There was a time -- not all that long ago, really -- when the Nationals fielded a lineup that if lucky might scrape together just enough runs to make a fantastic pitching performance hold up.
That was one week ago. It only feels longer.
These days, the Nationals lineup can't stop scoring runs in bunches. With a 9-3 drubbing of Tim Lincecum and the Giants Tuesday night, they extended their recent offensive barrage and made it clear they're no longer a team that relies solely on its pitching staff.
"If they keep hitting the way they're hitting now, I don't see why we can't just run away with this in the second half," right-hander Jordan Zimmermann said. "And if we keep pitching the way we are ... I mean, it's going to be tough to beat us."
It certainly looks tough to beat them right now. Winners in five of their last seven, the Nationals (46-32) now own the NL's best record by 2 12 games, having just beaten up on the club that entered the day with the league's second-best record.
And this burst of offense isn't coming from only one or two players. Sure, the re-emergence of stalwarts Ryan Zimmerman and Michael Morse has been a key difference over the last week, but that's also opening the door for Adam LaRoche, Ian Desmond and Danny Espinosa to step up their games.
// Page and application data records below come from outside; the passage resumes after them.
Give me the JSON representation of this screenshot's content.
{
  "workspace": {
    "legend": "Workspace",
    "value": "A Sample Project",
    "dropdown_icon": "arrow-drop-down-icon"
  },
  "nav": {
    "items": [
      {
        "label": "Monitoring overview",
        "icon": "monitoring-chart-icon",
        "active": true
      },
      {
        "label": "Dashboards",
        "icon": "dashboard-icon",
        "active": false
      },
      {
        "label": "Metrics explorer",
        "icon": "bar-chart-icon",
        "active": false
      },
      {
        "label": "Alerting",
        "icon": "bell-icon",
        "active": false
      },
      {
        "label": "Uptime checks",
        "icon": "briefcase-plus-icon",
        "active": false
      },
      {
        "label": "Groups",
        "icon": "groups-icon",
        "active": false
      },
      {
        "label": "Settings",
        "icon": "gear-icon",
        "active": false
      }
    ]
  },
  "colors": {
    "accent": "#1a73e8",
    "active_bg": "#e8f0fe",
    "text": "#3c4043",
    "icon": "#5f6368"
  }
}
"Those guys are obviously well renowned big leaguers," Desmond said of Zimmerman and Morse. "For them to be swinging the bat the way they are, it's contagious."
Tuesday night's game -- which included a 1-hour, 25-minute rain delay in the top of the seventh -- saw the Nationals take down a former two-time Cy Young Award winner who barely resembles himself these days. Lincecum entered with a 5.60 ERA and that number only skyrocketed to 6.08 after he was tagged for eight runs (seven earned) and nine hits in 3 13 innings.
It marked the first time in his illustrious career that Lincecum gave up eight runs.
"That's just lack of command," manager Davey Johnson said. "Some guys were saying he looks underweight. But, to me, with any pitcher if your command is off, you're going to have problems. Hitters get to see more pitches, you're able to time more pitches. Command is the key up here."
No one has timed Lincecum's pitches out as well as Desmond, who singled and crushed a two-run homer (his 14th of the season) to improve to a staggering 9-for-11 in his career against the San Francisco ace.
"He's a good pitcher," Desmond said. "I think I just kind of rise to the occasion when I face him. That adrenaline that we talk about, I can't really fake it. It just shows up. I know he's one of the best pitchers in the game, and that gets my blood flowing a little bit."
The biggest beneficiary of this explosion was Zimmermann, who over the last two seasons has received some of the worst run support in baseball but who has happily accepted the 20 runs the Nationals have supplied him the last two times he's taken the mound.
"It's definitely nice," the right-hander said.
It's also nice for the Nationals to know what they're going to get from Zimmermann every time he's handed the ball. The 26-year-old has now made 16 starts this season and has pitched at least six innings all 16 times. Fourteen of those outings have been quality starts.
"As long as I can stay out there and keep the team in the ballgame and keep it close, I feel like I'm doing my job," he said.